### What is needed:
Take each line of the entries below that contains "success" and copy it.

Component data from apps and pages:
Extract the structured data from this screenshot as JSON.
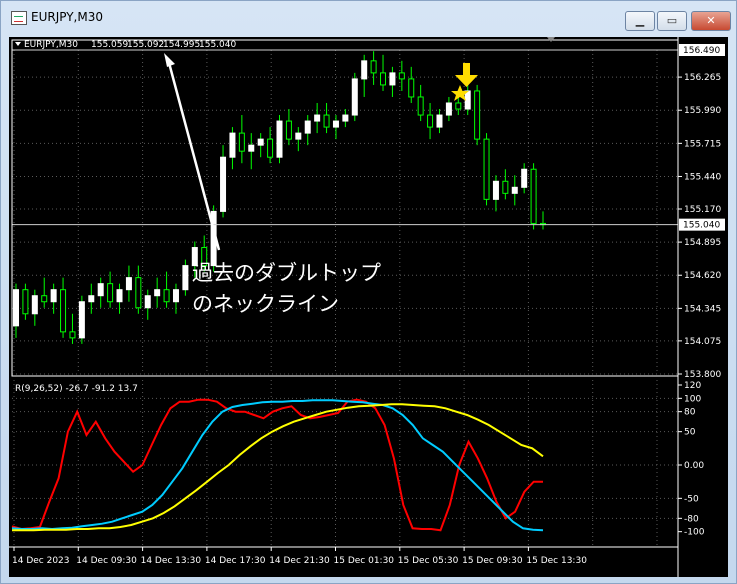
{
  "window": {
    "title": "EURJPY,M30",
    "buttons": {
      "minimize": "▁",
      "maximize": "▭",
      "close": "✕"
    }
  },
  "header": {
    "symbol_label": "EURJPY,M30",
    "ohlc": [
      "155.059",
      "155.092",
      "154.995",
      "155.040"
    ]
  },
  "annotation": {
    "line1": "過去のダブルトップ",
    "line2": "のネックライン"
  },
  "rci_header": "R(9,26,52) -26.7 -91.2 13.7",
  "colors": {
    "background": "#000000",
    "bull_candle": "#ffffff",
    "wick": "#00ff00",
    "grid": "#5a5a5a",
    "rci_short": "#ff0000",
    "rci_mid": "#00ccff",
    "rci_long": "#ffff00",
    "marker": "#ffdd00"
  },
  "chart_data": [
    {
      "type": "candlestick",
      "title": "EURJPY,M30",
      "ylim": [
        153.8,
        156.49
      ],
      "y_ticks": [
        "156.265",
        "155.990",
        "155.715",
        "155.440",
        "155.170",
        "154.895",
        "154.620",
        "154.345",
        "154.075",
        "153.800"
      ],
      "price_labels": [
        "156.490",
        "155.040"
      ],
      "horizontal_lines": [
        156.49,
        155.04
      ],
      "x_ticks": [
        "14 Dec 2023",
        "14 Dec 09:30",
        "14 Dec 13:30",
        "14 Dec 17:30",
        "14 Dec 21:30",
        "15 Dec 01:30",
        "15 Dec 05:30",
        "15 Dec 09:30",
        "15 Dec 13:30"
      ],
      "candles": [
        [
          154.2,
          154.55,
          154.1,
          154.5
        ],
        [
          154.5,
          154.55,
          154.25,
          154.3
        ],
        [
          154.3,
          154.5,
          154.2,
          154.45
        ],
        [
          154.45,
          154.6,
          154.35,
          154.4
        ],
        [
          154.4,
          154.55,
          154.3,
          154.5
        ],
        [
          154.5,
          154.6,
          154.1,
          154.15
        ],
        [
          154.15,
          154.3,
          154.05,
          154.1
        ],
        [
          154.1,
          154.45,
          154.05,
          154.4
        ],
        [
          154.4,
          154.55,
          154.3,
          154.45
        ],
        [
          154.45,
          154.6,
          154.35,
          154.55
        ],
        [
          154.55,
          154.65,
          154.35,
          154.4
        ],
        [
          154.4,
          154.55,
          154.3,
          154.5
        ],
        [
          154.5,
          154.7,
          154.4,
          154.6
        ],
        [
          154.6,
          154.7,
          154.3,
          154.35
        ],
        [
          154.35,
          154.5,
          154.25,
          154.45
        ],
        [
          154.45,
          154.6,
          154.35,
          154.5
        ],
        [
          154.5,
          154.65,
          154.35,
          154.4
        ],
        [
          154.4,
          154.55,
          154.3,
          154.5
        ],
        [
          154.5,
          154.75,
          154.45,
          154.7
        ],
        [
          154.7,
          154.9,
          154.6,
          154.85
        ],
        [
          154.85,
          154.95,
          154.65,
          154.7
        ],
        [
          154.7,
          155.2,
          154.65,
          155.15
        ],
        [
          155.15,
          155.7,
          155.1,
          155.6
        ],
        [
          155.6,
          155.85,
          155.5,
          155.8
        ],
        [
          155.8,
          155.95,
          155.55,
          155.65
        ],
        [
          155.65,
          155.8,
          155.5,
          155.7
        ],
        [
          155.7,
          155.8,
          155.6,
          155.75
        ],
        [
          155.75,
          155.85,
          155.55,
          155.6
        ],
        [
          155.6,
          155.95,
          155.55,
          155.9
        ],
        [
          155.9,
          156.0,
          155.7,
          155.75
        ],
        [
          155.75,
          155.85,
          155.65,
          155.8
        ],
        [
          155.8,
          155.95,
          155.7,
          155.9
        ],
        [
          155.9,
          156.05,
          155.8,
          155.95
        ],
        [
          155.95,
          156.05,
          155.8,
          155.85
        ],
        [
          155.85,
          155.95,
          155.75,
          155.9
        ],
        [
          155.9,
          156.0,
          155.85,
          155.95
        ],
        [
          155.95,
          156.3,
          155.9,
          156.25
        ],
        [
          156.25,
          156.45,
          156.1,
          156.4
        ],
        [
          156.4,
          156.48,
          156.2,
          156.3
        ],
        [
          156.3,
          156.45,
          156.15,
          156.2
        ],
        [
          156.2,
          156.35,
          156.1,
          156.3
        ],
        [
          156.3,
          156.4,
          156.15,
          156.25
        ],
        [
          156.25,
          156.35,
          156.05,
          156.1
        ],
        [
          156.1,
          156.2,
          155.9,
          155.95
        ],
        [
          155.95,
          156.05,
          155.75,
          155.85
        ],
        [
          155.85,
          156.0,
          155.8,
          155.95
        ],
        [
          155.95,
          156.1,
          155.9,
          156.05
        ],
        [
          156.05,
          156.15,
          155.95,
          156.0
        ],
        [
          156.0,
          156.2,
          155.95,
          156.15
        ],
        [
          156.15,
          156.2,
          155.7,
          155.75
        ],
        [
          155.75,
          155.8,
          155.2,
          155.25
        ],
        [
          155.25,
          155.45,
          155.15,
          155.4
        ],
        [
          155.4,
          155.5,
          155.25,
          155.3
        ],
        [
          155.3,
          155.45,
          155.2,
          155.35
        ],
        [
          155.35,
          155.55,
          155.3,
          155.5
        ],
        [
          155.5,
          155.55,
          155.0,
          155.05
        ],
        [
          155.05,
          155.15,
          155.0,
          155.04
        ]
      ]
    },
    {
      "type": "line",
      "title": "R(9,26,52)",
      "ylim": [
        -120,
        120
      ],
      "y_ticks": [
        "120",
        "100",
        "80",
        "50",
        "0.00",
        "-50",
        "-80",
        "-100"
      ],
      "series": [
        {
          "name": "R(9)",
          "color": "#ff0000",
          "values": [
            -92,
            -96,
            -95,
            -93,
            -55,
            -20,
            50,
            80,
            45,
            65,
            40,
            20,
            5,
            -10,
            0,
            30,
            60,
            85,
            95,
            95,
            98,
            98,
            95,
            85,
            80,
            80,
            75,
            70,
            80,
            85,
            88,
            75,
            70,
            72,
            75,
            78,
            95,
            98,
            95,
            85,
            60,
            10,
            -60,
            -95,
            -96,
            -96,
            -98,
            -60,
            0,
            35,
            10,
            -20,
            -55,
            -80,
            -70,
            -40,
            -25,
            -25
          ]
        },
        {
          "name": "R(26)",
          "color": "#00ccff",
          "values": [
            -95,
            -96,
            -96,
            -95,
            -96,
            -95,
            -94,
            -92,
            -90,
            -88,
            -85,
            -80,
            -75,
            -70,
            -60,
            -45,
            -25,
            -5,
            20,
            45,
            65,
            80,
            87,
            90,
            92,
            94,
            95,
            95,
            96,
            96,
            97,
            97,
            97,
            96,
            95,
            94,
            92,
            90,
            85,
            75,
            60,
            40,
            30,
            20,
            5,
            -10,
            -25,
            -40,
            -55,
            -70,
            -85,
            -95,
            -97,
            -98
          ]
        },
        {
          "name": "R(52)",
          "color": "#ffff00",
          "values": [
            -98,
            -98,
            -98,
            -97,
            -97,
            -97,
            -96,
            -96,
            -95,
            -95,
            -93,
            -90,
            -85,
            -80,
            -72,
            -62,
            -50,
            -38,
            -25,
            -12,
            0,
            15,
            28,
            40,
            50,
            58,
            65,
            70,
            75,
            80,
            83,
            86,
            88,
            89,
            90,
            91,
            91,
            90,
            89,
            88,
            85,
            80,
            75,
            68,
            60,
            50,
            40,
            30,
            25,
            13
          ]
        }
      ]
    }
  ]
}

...

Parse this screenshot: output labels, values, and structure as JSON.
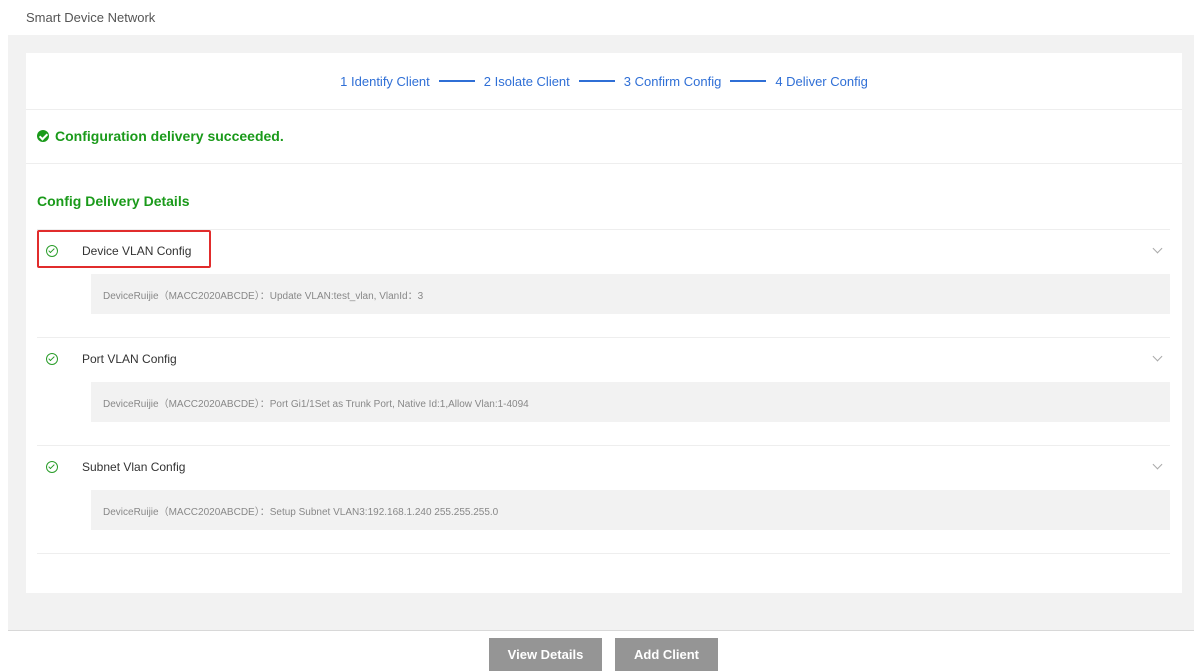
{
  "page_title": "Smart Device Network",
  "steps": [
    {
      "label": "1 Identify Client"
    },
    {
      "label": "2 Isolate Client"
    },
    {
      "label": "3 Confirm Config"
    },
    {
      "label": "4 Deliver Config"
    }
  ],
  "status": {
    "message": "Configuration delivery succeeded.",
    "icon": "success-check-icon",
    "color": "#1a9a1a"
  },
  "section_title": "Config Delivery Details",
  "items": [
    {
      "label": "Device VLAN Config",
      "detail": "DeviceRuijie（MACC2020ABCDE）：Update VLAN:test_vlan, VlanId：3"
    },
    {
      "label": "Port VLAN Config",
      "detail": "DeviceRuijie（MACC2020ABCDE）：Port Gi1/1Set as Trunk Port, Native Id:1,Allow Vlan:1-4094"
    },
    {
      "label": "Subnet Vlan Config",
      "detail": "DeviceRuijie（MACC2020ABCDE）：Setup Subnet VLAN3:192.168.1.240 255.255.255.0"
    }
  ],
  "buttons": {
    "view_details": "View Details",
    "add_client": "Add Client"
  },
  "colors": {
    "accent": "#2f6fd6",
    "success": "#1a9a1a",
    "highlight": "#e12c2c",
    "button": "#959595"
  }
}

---

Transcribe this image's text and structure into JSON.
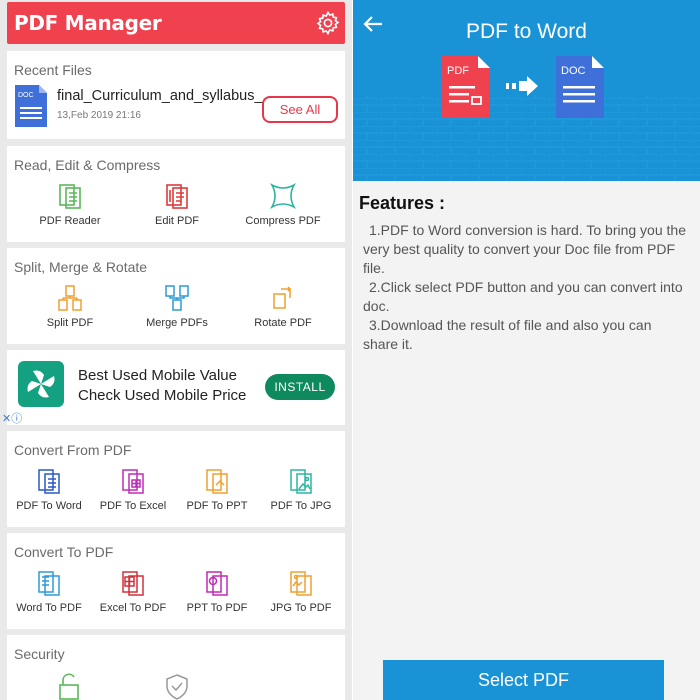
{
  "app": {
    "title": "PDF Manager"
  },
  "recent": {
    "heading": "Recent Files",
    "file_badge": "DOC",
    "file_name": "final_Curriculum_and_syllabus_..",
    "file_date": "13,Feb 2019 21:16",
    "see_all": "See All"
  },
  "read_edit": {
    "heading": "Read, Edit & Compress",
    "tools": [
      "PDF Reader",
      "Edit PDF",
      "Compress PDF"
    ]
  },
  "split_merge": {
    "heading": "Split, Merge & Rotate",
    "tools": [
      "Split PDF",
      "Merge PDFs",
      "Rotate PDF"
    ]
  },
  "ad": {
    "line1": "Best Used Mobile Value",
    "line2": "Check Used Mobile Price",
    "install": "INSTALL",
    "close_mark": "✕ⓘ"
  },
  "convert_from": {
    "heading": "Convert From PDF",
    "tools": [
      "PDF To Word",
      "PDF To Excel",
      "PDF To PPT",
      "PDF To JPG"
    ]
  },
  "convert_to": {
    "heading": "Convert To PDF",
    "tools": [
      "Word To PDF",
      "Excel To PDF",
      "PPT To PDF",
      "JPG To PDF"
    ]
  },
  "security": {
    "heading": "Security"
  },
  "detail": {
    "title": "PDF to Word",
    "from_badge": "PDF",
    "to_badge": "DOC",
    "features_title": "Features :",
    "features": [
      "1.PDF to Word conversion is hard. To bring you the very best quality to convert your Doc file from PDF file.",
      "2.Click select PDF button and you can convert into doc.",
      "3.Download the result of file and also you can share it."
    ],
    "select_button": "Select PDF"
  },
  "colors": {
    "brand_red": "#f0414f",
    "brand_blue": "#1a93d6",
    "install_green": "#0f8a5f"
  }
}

### Response:
    "icon": "success-check-icon",
    "success": "#1a9a1a",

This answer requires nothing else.